SHOCKING images have revealed the moment medics removed a giant cyst from a teenager’s brain.
Doctors in India said the boy escaped death after discovering the parasitic tapeworm.
The unnamed 14-year-old had been suffering from headaches and vomiting for a month prior to the gruesome discovery.
He was taken to the hospital, where doctors performed an MRI scan that revealed a massive cyst.
After tests, he was diagnosed with a form of echinococcosis, an infectious disease caused by tapeworms.
He is believed to have contracted it after coming into contact with infected livestock or dog feces.
Humans can become infected by ingesting parasite eggs in contaminated food, water or soil, or after direct contact with animal hosts, according to the World Health Organization (WHO).
After a craniotomy, in which a small hole was cut in the skull exposing the brain, the large cyst was successfully removed.
Video footage shows doctors carefully separating the cyst wall from the brain to avoid rupturing.
According to local reports, two weeks after his discharge, the boy returned to school and resumed his normal activities – but the situation could have been fatal if left untreated.
More than a million people are affected by echinococcosis at any one time, according to the WHO.
Because the cysts are slow-growing infections, people with the condition may not show any symptoms for years, according to the Centers for Disease Control (CDC).
Many people who are diagnosed are likely to be struggling with upper abdominal and chest pain or discomfort.
You might also experience vomiting or coughing as a result of the mass growth, the CDC said.

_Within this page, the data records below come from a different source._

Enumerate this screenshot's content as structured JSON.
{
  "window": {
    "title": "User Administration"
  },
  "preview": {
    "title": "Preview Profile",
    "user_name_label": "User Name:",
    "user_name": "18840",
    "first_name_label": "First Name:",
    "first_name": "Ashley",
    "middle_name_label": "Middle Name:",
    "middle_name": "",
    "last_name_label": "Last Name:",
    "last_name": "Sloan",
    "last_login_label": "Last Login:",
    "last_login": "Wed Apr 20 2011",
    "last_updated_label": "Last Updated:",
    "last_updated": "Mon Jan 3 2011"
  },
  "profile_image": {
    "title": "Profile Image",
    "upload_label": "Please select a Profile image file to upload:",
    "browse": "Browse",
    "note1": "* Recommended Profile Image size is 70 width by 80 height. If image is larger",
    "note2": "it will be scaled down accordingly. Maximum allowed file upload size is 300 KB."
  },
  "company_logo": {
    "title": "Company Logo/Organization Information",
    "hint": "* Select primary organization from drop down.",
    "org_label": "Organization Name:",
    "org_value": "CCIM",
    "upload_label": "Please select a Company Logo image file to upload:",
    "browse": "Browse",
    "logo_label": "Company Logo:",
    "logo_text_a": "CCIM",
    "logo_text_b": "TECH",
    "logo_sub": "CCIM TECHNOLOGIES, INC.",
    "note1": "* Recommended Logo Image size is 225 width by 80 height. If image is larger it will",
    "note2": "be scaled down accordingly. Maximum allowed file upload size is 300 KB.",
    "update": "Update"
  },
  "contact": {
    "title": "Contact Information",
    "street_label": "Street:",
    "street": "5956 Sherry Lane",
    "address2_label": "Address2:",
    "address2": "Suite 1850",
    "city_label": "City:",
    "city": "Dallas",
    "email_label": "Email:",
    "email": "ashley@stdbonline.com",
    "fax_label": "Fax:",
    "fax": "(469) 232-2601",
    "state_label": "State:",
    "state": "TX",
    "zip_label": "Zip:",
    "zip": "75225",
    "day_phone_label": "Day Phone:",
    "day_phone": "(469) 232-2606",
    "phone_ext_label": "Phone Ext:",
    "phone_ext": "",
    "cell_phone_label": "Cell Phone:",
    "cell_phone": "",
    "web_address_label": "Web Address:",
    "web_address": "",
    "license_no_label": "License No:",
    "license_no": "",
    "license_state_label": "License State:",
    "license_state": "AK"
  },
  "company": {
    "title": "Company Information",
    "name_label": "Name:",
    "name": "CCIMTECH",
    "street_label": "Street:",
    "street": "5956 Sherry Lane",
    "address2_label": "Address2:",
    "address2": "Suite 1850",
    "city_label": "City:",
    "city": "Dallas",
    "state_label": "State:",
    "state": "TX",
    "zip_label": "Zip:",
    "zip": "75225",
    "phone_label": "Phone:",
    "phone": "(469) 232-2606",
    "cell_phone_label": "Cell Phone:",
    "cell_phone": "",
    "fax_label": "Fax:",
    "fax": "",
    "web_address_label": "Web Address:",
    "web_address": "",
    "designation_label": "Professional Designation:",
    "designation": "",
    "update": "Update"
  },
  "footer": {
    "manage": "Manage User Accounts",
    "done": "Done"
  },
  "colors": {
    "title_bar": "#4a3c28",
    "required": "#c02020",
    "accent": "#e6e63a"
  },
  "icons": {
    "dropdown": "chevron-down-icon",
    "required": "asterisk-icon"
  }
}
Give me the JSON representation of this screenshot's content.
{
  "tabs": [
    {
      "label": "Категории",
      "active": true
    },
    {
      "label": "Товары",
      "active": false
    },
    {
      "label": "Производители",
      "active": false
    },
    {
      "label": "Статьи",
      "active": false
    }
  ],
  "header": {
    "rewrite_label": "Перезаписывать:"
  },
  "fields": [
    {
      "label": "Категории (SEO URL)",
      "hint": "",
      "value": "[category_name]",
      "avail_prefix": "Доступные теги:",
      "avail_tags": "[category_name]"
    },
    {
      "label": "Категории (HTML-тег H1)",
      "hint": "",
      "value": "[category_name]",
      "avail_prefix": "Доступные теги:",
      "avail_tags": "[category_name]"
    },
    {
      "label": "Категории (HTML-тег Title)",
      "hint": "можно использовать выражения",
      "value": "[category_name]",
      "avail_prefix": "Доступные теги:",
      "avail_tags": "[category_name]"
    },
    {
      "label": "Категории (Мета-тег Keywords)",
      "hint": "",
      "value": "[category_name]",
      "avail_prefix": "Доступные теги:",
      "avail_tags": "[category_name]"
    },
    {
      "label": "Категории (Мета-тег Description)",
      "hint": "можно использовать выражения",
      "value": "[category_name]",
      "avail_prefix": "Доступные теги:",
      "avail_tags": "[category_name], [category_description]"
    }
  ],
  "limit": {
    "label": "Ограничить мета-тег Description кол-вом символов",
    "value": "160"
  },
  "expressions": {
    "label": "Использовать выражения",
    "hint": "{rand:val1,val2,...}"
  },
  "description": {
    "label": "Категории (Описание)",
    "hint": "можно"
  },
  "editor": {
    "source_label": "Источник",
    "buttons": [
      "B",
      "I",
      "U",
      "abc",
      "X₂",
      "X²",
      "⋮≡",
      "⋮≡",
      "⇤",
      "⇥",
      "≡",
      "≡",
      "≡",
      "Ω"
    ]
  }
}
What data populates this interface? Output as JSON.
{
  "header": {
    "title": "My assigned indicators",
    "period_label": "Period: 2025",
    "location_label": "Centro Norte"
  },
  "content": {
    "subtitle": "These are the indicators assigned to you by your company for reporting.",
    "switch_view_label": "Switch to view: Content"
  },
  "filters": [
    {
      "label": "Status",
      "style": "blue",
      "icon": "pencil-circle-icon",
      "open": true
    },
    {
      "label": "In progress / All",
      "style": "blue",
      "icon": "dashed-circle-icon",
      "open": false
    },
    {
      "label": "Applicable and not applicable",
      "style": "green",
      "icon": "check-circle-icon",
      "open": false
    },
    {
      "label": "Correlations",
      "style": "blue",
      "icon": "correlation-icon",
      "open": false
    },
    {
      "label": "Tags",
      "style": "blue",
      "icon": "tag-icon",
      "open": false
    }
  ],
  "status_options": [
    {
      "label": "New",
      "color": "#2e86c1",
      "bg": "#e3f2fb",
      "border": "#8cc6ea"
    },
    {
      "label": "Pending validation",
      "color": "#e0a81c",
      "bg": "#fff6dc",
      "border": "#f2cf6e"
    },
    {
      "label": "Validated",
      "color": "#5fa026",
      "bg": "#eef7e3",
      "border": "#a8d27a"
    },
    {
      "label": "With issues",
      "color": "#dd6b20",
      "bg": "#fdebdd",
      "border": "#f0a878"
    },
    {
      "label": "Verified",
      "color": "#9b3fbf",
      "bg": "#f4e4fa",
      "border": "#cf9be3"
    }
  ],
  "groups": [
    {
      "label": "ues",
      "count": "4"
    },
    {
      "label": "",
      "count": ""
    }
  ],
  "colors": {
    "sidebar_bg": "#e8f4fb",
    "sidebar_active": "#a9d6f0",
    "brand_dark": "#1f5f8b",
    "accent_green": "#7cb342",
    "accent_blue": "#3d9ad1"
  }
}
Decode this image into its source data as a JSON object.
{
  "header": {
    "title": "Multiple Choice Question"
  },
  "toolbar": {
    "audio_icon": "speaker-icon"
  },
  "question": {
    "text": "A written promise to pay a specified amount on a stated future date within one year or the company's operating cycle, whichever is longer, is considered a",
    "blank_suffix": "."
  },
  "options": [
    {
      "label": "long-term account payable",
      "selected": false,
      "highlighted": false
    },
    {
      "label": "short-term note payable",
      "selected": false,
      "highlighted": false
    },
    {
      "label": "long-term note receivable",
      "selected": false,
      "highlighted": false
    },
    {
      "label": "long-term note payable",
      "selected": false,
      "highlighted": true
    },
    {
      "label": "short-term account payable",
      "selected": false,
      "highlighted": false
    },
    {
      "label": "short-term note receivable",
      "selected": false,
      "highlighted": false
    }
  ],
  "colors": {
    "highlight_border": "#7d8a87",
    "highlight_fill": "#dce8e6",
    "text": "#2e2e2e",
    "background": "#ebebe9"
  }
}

The rupture of the cyst fluid can lead to an allergic reaction or even death, the medics warned.
The case study was published in the New England Journal of Medicine (NEJM).
https://www.the-sun.com/health/7414153/shocking-images-doctors-remove-cyst-fist-brain/ Shocking images show doctors remove cyst the size of a fist from teen’s brain